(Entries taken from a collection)
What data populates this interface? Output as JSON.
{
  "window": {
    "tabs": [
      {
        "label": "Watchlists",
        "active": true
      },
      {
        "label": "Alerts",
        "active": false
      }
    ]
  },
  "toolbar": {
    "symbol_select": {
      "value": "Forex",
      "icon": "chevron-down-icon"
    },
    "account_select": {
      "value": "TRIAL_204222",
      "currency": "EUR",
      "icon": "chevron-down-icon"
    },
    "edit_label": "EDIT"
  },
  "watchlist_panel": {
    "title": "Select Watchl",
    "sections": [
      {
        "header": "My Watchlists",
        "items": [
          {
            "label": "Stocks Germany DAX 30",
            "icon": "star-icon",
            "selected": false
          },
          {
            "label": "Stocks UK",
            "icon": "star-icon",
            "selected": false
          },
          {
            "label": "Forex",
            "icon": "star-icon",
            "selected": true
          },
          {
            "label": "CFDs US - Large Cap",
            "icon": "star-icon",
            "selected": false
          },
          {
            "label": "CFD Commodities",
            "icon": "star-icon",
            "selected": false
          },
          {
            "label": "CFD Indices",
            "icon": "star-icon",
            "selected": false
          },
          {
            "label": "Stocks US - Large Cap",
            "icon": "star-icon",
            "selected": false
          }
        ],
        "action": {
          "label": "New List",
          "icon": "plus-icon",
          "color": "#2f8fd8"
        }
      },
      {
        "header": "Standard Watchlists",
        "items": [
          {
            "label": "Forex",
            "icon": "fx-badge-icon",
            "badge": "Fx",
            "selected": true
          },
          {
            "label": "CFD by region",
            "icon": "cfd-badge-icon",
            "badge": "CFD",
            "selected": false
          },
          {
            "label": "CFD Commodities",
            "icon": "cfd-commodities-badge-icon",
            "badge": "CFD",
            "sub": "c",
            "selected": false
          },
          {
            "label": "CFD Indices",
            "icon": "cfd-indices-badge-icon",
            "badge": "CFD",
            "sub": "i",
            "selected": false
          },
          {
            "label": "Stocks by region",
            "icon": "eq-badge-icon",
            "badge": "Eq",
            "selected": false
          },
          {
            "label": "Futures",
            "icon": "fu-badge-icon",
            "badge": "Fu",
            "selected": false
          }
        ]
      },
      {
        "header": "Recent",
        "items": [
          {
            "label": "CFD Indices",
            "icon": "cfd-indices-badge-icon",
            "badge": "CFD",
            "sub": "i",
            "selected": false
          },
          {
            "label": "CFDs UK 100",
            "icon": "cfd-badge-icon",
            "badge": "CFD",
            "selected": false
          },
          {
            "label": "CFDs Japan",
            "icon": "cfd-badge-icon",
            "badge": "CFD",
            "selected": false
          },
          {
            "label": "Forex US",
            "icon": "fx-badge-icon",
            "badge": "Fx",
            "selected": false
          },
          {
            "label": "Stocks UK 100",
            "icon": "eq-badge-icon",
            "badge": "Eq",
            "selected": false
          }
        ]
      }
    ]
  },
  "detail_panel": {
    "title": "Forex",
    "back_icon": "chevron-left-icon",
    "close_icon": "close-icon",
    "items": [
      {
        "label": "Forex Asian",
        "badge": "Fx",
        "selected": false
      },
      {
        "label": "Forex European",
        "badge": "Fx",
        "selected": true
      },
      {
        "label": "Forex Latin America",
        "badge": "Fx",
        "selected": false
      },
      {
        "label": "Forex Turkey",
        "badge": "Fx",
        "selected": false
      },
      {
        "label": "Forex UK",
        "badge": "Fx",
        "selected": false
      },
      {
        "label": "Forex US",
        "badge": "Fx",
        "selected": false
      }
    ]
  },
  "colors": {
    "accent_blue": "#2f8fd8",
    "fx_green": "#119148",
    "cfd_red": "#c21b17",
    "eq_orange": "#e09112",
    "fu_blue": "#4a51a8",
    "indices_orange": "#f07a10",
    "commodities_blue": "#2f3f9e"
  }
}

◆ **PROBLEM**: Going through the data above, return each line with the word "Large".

◆ **ANSWER BOX**:
            "label": "CFDs US - Large Cap",
            "label": "Stocks US - Large Cap",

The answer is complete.